Lake recalled that over the years, he has held discussions with the SLFA president Lyndon Cooper who “has a really strong vision for football development, here,” and aspirations to compete at a World Cup.
“But that should not be his message alone…that should be the message of every player, coach, club and whoever is involved in football,” he said. “Many years ago, I thought this was not possible but today I can simply say it’s possible for countries that we consider small to reach the World Cup.”
Noting that CONCACAF is the only one of the six federations under the FIFA umbrella body to have not embarked on a ‘Coaching Convention’, he said plans are currently underway to advance this agenda.
While informing participants that a convention is “a set of guidelines to standardize coaching”, Lake acknowledged the input of CONCACAF for embarking on this latest initiative. “They (Concacaf) not only decided to have a convention but went to UEFA and said to them that you have to help us with this,” he explained.
“This CONCACAF convention on coaching education is being mentored by some of the best minds in UEFA. Because …some way down the road we are going to see the equivalency or some importance to what we’re doing,” he added.
Lake told the participants that acquiring the C’ License certification is one step along the journey to achieve the higher licensing standards.
Lake disclosed that Saint Lucia is now a member of the coaching convention of CONCACAF “where you can do C, B, and A (courses) but your license will not be recognised. Now to get there, you need this …you need to have courses like this being done by your coach educators.
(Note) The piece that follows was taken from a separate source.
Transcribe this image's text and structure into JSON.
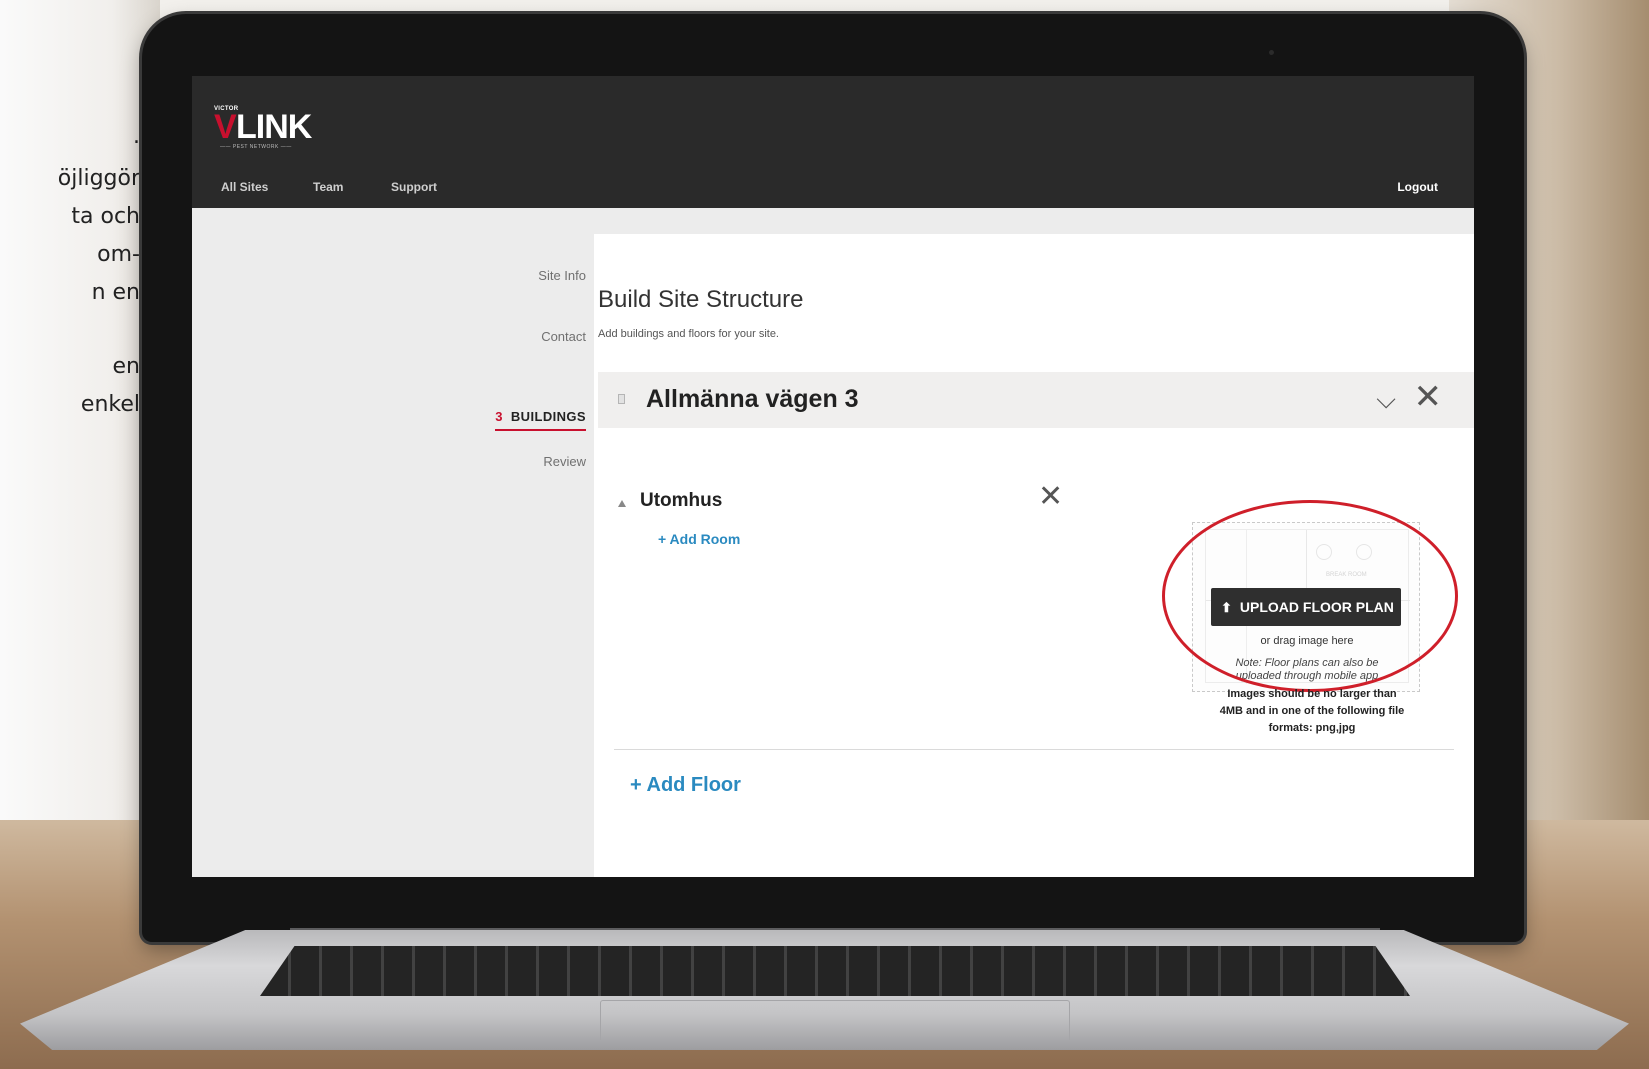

Because you need to have your coaching education development program and not rely on CONCACAF.”
However, he said, CONCACAF has provided “a seed of approval that whatever you’re doing is in keeping with the standard of the convention that is global.”
Lake implored participants that their motive should not be focused on acquiring monetary gains, but to ‘develop the best players’ and devote their energy and passion “to get the next player or players to the top level.”
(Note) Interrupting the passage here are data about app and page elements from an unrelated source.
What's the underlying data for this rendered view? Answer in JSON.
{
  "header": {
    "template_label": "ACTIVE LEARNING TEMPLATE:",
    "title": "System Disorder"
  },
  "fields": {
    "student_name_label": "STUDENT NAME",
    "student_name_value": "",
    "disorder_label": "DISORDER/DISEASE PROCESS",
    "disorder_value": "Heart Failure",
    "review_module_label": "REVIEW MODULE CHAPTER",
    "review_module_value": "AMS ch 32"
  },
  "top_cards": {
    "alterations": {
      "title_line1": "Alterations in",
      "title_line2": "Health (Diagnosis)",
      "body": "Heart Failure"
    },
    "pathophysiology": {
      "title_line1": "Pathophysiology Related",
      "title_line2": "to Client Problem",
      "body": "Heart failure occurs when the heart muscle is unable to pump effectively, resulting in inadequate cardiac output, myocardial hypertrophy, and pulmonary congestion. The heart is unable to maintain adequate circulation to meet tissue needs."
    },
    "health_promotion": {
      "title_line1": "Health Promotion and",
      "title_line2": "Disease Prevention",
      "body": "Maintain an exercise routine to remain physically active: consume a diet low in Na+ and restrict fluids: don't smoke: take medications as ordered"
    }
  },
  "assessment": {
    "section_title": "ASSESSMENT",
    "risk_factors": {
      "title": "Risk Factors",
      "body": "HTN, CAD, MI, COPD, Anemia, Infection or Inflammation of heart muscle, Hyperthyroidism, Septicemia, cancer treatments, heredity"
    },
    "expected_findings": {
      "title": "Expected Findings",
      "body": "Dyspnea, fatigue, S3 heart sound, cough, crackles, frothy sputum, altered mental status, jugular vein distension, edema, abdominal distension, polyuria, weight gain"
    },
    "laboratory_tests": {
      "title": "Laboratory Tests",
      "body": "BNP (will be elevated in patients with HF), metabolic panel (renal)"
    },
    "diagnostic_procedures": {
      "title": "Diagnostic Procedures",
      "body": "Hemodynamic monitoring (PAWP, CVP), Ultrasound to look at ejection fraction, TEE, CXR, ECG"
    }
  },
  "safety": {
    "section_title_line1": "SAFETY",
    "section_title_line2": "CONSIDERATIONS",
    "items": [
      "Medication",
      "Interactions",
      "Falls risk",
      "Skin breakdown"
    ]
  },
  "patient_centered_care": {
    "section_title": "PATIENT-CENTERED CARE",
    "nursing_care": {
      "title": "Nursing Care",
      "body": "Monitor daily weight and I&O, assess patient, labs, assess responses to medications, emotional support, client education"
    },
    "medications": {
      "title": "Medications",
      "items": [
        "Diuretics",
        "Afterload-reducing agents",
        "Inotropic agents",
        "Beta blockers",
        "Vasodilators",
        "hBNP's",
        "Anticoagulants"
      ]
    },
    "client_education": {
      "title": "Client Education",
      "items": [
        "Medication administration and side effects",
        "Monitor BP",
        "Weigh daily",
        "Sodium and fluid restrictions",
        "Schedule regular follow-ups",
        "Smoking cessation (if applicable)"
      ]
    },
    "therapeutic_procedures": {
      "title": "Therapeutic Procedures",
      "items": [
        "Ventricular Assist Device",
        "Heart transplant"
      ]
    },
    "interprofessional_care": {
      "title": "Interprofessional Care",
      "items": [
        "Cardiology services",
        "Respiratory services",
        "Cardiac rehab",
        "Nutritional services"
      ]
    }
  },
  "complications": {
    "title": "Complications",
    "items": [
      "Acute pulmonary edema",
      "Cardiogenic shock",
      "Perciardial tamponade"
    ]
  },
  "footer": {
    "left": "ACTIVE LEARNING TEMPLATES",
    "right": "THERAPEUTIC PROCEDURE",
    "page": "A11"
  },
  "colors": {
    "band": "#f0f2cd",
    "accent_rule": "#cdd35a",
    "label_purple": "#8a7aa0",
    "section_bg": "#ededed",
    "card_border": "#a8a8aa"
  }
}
The SLFA president insisted that “the dream of going to a World Cup” is not solely his goal, “but it is part of the SLFA’s track plan, which was unveiled to all persons that are part of the consultations.”
Speaking on the importance of the coaching education program, Cooper reiterated that his primary objective as the SLFA boss is “to articulate and advance the policies and objectives (of the SLFA)…and it is my responsibility to ensure that those policies are executed.”
However, Cooper added: “The challenge for the SLFA is that while the investments remain huge, the reality is the challenge to do an evaluation from the investments and compare it with the end result on the field.”
He said over the past four to five years, the SLFA has had to rethink its strategies every year “and to make the necessary adjustments that may facilitate the growth or the understanding of football.”
Said Cooper: “For us, the challenge is not something that is beyond our reach. Once we begin as an association, as coaches, as experts to show an understanding of what the plan is, then we are satisfied at the SLFA that the objectives are going to be met over a shorter period of time.”
The SLFA boss declared that “while the investments are forthcoming, the results, most of the time, come not at the rate of the investment.”
Consequently, he said, the SLFA decided to take a second look at the coaching education program and to re-introduce a certification course.
He further disclosed that by mid-year, the D’ License certification will no longer be valid; and coaches will need to have attained a C’ License grade to qualify as part of the technical staff to participate in the SLFA’s Div. I and II Championships, to manage teams both at the club level and the inter-district level.
Additionally, said Cooper, a B’ License certification course will be initiated later this year as part of the SLFA’s long-term developmental plan.
He asserted: “We share the view …that we have enough competent and educated persons in our midst that can assist the SLFA to meet its overall objectives when it comes to coaching.”